The Carson City Mint ceased coin production in 1893 and the presses were removed in 1899. Press No. 1 was moved to the Philadelphia Mint, where it was remodeled in 1930 to operate with electric power. In 1945, the press was transferred to the San Francisco Mint and renumbered “5” to correspond with its place in the coining department there.
In 1955, when all coin production was temporarily halted at the San Francisco Mint, the old press was targeted to be scrapped. Oakland newspaperman Frederick Monteagle, an avid collector of Carson City coins, recognized the brass plate of the V&T Railroad and alerted the Nevada State Museum. Museum founder Clark Guild and other local businessmen were able to buy the press for the state for $225 and it returned to its original home inside the Nevada State Museum in 1958.
For the next six years it was a popular artifact in the museum, but in 1964, U.S. Mint director Eva Adams, herself a native Nevadan, was faced with a severe coin shortage and requested the loan of the press. It was trucked to the Denver Mint and operated for the next three years, striking more than 188 million coins during that time.
In 1967, Press No. 1 returned to the Nevada State Museum for good and converted to a slower electric drive. In 1975-76, it produced a medallion commemorating the country’s bicentennial and has produced many medallions in the years since.
The coin press demonstrations are free to observe with museum admission. Patrons can also purchase a blank .999 silver medallion at the museum store for $60 and see it pressed with one of the special designs.

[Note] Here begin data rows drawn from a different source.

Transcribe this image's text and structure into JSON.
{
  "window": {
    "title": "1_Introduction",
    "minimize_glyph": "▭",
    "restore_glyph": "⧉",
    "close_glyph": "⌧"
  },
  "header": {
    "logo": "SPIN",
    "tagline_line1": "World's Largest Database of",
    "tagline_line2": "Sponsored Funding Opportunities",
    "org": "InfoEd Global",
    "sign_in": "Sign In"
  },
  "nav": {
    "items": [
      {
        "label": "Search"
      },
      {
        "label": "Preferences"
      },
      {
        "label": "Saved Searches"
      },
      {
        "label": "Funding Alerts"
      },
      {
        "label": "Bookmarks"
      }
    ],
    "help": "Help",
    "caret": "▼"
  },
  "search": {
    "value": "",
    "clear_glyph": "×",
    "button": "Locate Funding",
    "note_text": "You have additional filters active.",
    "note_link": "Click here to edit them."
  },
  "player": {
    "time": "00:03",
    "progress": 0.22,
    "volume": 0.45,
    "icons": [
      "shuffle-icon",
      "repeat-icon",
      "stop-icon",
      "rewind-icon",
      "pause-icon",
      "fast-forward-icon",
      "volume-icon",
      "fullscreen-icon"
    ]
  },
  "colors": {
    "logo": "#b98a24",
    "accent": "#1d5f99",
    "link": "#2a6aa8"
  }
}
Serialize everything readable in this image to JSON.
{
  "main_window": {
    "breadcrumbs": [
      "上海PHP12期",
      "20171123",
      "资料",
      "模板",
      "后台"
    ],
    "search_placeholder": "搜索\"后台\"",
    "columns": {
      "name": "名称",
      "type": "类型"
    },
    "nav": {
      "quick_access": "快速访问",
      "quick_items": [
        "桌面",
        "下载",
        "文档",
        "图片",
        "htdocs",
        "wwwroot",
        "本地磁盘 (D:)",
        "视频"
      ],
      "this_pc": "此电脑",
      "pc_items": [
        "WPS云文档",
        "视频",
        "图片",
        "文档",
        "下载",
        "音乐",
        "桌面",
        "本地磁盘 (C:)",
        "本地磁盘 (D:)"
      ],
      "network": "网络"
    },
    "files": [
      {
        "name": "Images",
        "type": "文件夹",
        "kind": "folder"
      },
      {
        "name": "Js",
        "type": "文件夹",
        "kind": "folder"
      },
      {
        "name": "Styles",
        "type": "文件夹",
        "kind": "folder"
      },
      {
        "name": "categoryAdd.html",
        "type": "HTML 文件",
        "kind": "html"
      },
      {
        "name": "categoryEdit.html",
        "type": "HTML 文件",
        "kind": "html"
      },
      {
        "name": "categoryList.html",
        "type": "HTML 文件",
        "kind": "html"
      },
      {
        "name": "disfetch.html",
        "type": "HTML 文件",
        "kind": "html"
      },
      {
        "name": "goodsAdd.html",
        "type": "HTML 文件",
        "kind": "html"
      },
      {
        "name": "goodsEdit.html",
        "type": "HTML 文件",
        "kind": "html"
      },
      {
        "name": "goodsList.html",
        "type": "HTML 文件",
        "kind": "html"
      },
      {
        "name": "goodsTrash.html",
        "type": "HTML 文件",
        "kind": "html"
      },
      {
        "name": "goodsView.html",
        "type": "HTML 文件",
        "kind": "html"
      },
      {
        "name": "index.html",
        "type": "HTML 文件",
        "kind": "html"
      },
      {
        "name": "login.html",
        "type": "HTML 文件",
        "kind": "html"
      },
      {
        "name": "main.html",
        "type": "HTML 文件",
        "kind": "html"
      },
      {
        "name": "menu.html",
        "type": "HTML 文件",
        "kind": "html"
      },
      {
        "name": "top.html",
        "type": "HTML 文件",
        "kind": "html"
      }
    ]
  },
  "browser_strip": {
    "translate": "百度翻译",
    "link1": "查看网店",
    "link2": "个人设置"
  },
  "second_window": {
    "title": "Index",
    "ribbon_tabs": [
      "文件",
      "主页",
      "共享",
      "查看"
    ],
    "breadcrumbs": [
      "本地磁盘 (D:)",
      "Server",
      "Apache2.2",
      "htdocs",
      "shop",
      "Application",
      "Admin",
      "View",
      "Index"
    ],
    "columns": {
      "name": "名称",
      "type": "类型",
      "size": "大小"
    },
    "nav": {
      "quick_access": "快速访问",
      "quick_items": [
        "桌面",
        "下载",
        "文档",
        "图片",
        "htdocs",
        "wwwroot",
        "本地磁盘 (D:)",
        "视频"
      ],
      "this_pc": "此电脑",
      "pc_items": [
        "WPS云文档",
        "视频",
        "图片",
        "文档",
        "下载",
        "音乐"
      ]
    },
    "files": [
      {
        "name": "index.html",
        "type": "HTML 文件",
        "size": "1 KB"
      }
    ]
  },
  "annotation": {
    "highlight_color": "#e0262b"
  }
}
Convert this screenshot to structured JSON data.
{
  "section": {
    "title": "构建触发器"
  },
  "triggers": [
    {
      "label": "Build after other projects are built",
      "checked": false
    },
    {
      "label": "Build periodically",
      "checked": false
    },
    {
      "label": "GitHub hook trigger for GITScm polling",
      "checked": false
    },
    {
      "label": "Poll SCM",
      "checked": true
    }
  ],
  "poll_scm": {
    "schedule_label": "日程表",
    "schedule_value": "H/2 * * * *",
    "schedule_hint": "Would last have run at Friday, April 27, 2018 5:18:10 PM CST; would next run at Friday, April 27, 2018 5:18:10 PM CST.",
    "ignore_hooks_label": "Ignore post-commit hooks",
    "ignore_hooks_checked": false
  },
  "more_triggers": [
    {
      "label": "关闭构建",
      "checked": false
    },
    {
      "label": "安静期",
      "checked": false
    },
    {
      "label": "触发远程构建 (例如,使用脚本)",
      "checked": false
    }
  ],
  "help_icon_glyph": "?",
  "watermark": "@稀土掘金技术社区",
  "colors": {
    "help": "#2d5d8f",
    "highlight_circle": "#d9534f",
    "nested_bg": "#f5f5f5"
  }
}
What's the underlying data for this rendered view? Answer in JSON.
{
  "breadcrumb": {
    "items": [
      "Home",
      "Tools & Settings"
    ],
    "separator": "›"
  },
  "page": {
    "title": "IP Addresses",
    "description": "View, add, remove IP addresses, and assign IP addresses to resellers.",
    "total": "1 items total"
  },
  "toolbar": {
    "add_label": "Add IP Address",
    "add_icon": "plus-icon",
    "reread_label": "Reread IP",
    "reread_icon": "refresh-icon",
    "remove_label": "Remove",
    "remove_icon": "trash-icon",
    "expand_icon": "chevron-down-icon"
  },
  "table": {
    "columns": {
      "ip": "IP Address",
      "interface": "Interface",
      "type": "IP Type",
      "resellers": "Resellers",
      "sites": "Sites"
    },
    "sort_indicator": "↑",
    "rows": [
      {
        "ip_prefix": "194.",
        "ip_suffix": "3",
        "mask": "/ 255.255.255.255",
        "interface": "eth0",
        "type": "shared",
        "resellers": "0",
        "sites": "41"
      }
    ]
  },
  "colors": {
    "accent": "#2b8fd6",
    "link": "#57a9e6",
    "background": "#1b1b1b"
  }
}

For more information, contact Bob Nylen, curator of history, at email@example.com or 775-687-4810, ext. 245.